The image is grotesque for all sorts of reasons. But perhaps the worst part, as Chez observes, was that the dog’s vocal cords were cut so that it wouldn’t intrude upon the arrangement with outward signs of suffering. The procedure necessarily involved foreclosing the possibility of interspecies sympathy: “silencing the Other’s voice and immobilizing its bodycreating a life without a life” (19). The prosthetic arrangements that she explores throughout her study were more metaphorical than literal, of course. But they, too, required ontological reducing or demoting the dog in ways that could be easily effaced. “In the ongoing process of togethering,” she writes, “the Other is first flattened into a limited, unidimensional subject position.… The nineteenth century’s human-dog attachment was intimate yet hierarchical: like a piece of a planet breaking off into space, then reeled in by that planet’s gravitational force, the Other became a satellite tethered in the self’s orbit” (59). This is a depressing summationall the more depressing since self-doubting voices like Barrett Browning and the Fields are absent from her study. The narrative of Victorian Dogs is pessimistic, tracing a movement toward greater modes of dominance, anthropocentrism, and ontological certainty within an arrangement that can often seem refreshingly complex, de-hierarchized, and queer.

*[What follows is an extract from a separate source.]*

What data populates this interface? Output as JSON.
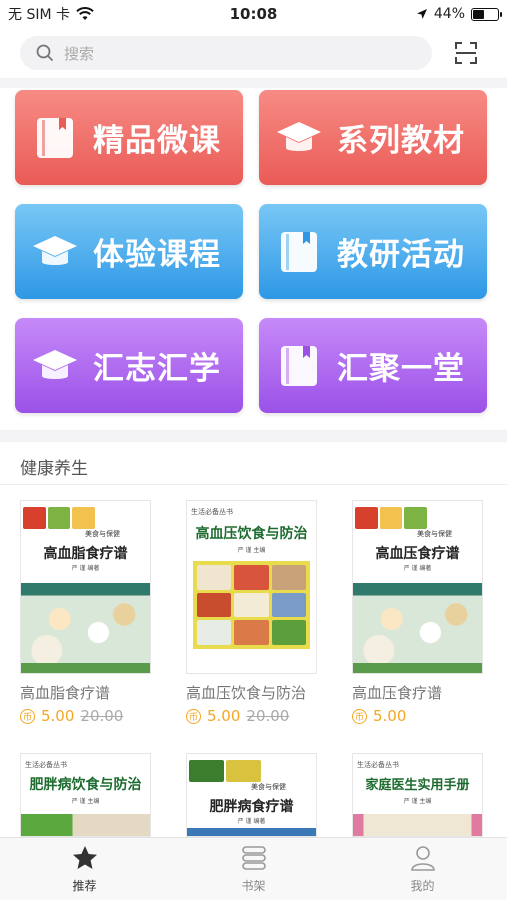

In some ways, though, this pessimism feels necessary. It provides a brisk corrective to discourses of multispecies utopianism that often stalk the human-dog relationship, not just in popular discourse but in animal studies as well. Legions of dog books on the bargain shelf at Barnes & Noble tell usin their titles, in their breathless prose, in their inspirational imagesthat it’s a good thing that dogs have helped us realize what it means to be human. In a strange way, animal studies can sometimes tell us the same thing, celebrating human-dog entanglement as though entanglement itself were an intrinsic good. In When Species Meet, Donna Haraway, one of Chez’s persistent interlocutors, seems quite in favor of the ways that dogs and humans have always been “co-constitutive” species, shaping each other in complex ways. Chez is less sanguine, and she has Victorian literature on her side. She demonstrates how entanglements can breed hierarchies, how a messy and inchoate relationship can be just another place where anthropocentrism takes root. She shows us how even the most self-effacing rhetoric of interspecies dependency“who saved whom?”, ask the bumper stickerscan be another means of constructing humanness after all.

Works Cited

Amato, Sarah. Beastly Possessions: Animals in Victorian Consumer Culture. U Toronto P, 2015.

Flegel, Monica. Pets and Domesticity in Victorian Literature and Culture: Animality, Queer Relations, and the Victorian Family. Routledge, 2015.

Field, Michael. Whym Chow: Flame of Love [1906]. Eragny Press, 1914.

Gray, Beryl. The Dog in the Dickensian Imagination. Routledge, 2014.

Haraway, Donna J. When Species Meet. U Minnesota P, 2007.

Kete, Kathleen. The Beast in the Boudoir: Petkeeping in Nineteenth-century Paris. U California P, 1994.

Kreilkamp, Ivan. “Anthroprosthesis, or Prosthetic Dogs.” Victorian Review 35.2 (Fall 2009): 36-41.

Morse, Deborah Denenhol. Victorian Animal Dreams: Representations of Animals in Victorian Literature and Culture. Ashgate, 2007.

Ritvo, Harriet. The Animal Estate. Harvard UP, 1987.